There is deep unease about such service in John Major's classless society. James Palumbo, owner of the Ministry of Sound nightclub in London, employs a full-time chauffeur who is "completely on my wavelength. We talk about girls together, and drive around looking at them. I don't like servants and I won't treat him like one. I don't sit in the back like a prick."

Mr Palumbo maintains that this is a cost-effective service, and this is the light in which many chauffeurs are now struggling to present themselves.

Leslie Cabrera, a former policeman and bodyguard, founded the British Chauffeurs Guild five years ago, and trumpets the virtues of the chauffeur as modern professional accoutrement. "You don't have to be a millionaire to employ a chauffeur. As long as there are traffic wardens and wheel clamps, it makes good business sense to get someone else to drive. There's no stigma."

Mr Cabrera runs weekend teaching courses, but few of his applicants have what it takes. "They butt in, they wear horrible after-shave, they tap the roof," he says.

And, fatally, they talk. "Some of them," sighs the long-standing driver of a chief executive, "just can't shut themselves up. Discretion - that's what it's all about."

Who, then, enjoys the rare privilege of finding a suitable chauffeur?

The Archbishop of Canterbury

Has had the same chauffeur for two years, for transportation to official engagements. The car (a Ford Scorpio) and driver are provided by the Church Commissioners.

Michael Heseltine, Deputy Prime Minister

"Privatised" his ministerial chauffeur when he resigned from the Cabinet in 1985, and now rents both car and driver back to the Government at an undisclosed rate. All ministers have chauffeurs.

Michael Winner, film director

Has, bizarrely, a driver who lives in Scarborough, though he himself lives in Camden Hill. The chauffeur was a truck-driver involved in the making of A Chorus of Disapproval in 1988 and has been in Mr Winner's employment ever since, although when he first came to London he was at the very serious disadvantage of barely knowing the city at all. He comes down from Scarborough on a Monday morning and lives in a flat in London until Friday night.

Bill Morris, general secretary of the Transport and General Workers' Union
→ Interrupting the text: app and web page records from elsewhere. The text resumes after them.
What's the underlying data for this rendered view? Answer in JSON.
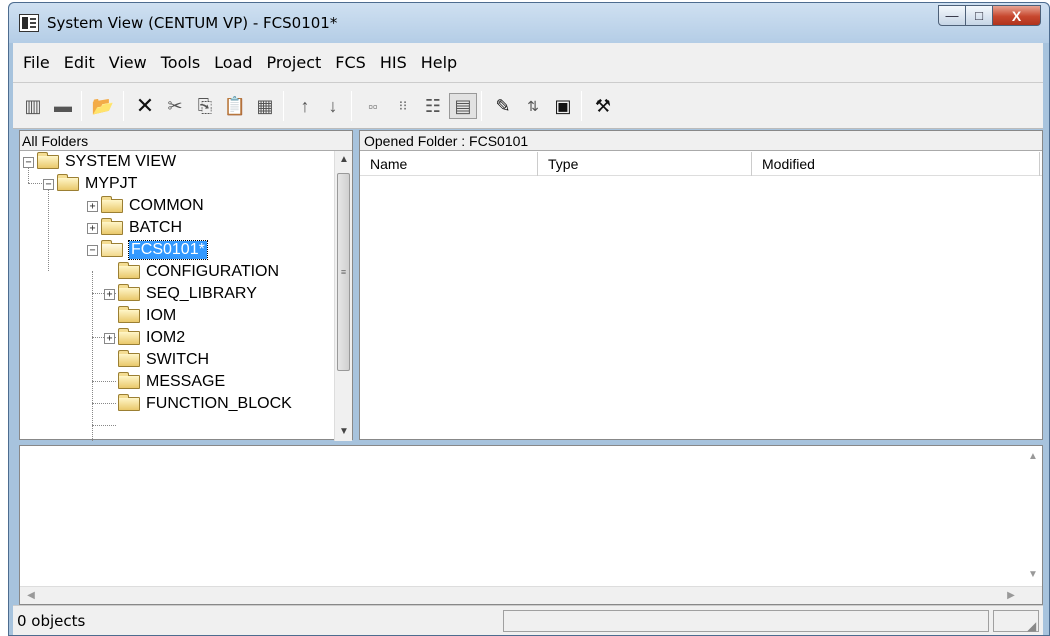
{
  "window": {
    "title": "System View (CENTUM VP) - FCS0101*",
    "controls": {
      "minimize": "—",
      "maximize": "□",
      "close": "X"
    }
  },
  "menubar": {
    "items": [
      "File",
      "Edit",
      "View",
      "Tools",
      "Load",
      "Project",
      "FCS",
      "HIS",
      "Help"
    ]
  },
  "toolbar": {
    "buttons": [
      "text-icon",
      "view-icon",
      "open-folder-icon",
      "delete-icon",
      "cut-icon",
      "copy-icon",
      "paste-icon",
      "properties-icon",
      "up-arrow-icon",
      "down-arrow-icon",
      "large-icons-icon",
      "small-icons-icon",
      "list-icon",
      "details-icon",
      "edit-icon",
      "sort-icon",
      "builder-icon",
      "tool-icon"
    ]
  },
  "left_pane": {
    "header": "All Folders",
    "tree": [
      {
        "label": "SYSTEM VIEW",
        "expander": "−"
      },
      {
        "label": "MYPJT",
        "expander": "−"
      },
      {
        "label": "COMMON",
        "expander": "+"
      },
      {
        "label": "BATCH",
        "expander": "+"
      },
      {
        "label": "FCS0101*",
        "expander": "−",
        "selected": true
      },
      {
        "label": "CONFIGURATION"
      },
      {
        "label": "SEQ_LIBRARY",
        "expander": "+"
      },
      {
        "label": "IOM"
      },
      {
        "label": "IOM2",
        "expander": "+"
      },
      {
        "label": "SWITCH"
      },
      {
        "label": "MESSAGE"
      },
      {
        "label": "FUNCTION_BLOCK"
      }
    ],
    "scroll_up": "▲",
    "scroll_down": "▼",
    "thumb_grip": "≡"
  },
  "right_pane": {
    "header": "Opened Folder : FCS0101",
    "columns": [
      "Name",
      "Type",
      "Modified"
    ]
  },
  "bottom_pane": {
    "scroll_up": "▲",
    "scroll_down": "▼",
    "scroll_left": "◀",
    "scroll_right": "▶"
  },
  "statusbar": {
    "text": "0 objects"
  }
}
Has a car and a driver, who is an employee of the union. All top union officials have the use of a union-supplied car, but it is only the General Secretary who has a driver.

Jack Woolley, self-made man in the Archers

Fictional he may be, but his chauffeur, Higgs, has the unique distinction of having his own appreciation society. Presumably speaking only when spoken to (as a good servant should), he has made just two utterances on air.

Max Hastings, editor of the London Evening Standard

Though he won't be installed as editor until January, Hastings has the use of a Standard editorial car. When he accepted the new job, he made sure his driver Bill was signed up, too. Hastings' successor as editor of the Daily Telegraph, Charles Moore, is regularly spotted taking the Docklands Light Railway to his Canary Wharf office.

Anita Roddick, founder of the Body Shop

Does not employ a chauffeur. Drives a VW Golf, or otherwise takes taxis.

Cedric Brown, chief executive, British Gas

Perhaps the epitome of "fat cat" management, on a staggering pounds 492,602 a year, Brown reinforces his privileged image with his own driver.

Richard Branson, entrepreneur

Surprisingly, perhaps, does not have a chauffeur. Relies on cabs, Virgin's internal motorbikes and, when going to or from the airport, Virgin's own limousine service.

John Horner, head of the Burton group

Burton employs a chauffeuse named Caroline, who formerly served in the Army and has been driving for Horner (and other Burton executives) for almost eight years.

Oliver Hoare, art dealer and close friend of the Princess of Wales

Had the misfortune of employing one Barry Hodge, whose scant regard for servile discretion caused Hoare's phone calls from the Princess of Wales to be splashed all over the tabloids. Hodge was promptly dismissed after 10 years' service.